While I haven't devoted a ton of time to music in the history of this blog, make no mistake: it's just as big of a passion for me as baseball. And that's why I get all giddy inside when someone like Bert of "Swing and A Pop-Up" fame decides to send me a whole bunch of music-related stuff -- specifically, Monkees cards.
The Monkees are just such a strange story. A group of four strangers -- Mike Nesmith, Davy Jones, Peter Tork, and Micky Dolenz -- put together for the sole purpose of starring in a TV comedy about a struggling band, only for their show to become wildly successful and leave them unhappy about lack of musical control, which in turn led them to completely break free from the tube and actually become a real band.

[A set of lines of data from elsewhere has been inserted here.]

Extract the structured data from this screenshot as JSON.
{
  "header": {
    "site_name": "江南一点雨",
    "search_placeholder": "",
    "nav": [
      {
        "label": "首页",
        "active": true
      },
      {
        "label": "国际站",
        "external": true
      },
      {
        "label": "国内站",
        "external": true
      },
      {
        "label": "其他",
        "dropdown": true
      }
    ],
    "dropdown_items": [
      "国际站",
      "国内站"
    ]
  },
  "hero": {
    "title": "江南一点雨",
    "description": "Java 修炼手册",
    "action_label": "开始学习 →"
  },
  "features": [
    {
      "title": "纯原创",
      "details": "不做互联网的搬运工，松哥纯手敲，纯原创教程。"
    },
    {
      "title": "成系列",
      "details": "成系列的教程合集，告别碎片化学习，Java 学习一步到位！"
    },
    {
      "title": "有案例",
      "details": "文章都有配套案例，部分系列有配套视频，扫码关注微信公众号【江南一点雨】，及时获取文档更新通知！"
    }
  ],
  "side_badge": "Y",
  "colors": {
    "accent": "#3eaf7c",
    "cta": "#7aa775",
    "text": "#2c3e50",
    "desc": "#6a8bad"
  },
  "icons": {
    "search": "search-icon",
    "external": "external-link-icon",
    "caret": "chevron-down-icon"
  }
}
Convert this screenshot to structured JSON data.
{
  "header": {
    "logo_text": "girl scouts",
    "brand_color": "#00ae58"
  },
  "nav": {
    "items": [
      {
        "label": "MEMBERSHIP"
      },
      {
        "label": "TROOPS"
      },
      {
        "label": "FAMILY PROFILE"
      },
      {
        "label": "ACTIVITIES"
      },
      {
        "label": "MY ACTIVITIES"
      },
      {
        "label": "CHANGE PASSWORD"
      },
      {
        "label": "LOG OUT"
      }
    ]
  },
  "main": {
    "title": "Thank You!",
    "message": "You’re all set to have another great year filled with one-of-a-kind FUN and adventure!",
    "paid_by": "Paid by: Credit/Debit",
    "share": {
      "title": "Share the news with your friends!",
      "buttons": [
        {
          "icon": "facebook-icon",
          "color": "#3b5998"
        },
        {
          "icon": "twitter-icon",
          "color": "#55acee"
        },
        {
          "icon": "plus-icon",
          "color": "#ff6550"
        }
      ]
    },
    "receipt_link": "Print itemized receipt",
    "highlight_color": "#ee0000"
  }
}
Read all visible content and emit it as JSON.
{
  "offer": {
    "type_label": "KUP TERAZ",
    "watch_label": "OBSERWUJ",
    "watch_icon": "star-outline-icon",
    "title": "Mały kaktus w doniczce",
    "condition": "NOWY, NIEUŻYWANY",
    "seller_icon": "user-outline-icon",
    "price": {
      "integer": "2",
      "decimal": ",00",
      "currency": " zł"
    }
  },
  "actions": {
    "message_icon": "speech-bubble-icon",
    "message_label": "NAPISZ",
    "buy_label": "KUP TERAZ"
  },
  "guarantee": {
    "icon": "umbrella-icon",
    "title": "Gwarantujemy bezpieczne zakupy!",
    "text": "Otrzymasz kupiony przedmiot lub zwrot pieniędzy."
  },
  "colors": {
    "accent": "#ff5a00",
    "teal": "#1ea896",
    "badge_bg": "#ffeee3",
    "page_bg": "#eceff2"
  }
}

It's still a massive shame they aren't in the Rock 'n' Roll Hall of Fame.
The Monkees have long played a starring role in my life.
They were a favorite of mine when I was a wee lad, fell almost completely off my map during my late childhood/adolescence, only to enjoy a massive renaissance in my life in recent years after stumbling upon a few late-night cable reruns not long ago. These days, they receive more air time on my bus/train commutes than almost any other band out there.
In some ways, I guess I was destined to become a Monkees fan: I've mentioned it before, but my dad missed his one chance to see Mike Nesmith in concert because my mom was heavily pregnant with me at the time.
I'd be born just days later.
One of my pipe dreams has been to assemble a master set of Monkees cards.
They were issued in both 1966 and '67 -- printed by a little-known brand called Donruss well before they'd break into the baseball market -- and all the ones Bert sent come from the latter checklist. While I've never put a ton of concerted effort into chasing the set, I scoop them up at card shows when I can (and will always take extras anyone might have lying around).
And now I'll shut up and let the Monkees do the rest of the talking tonight.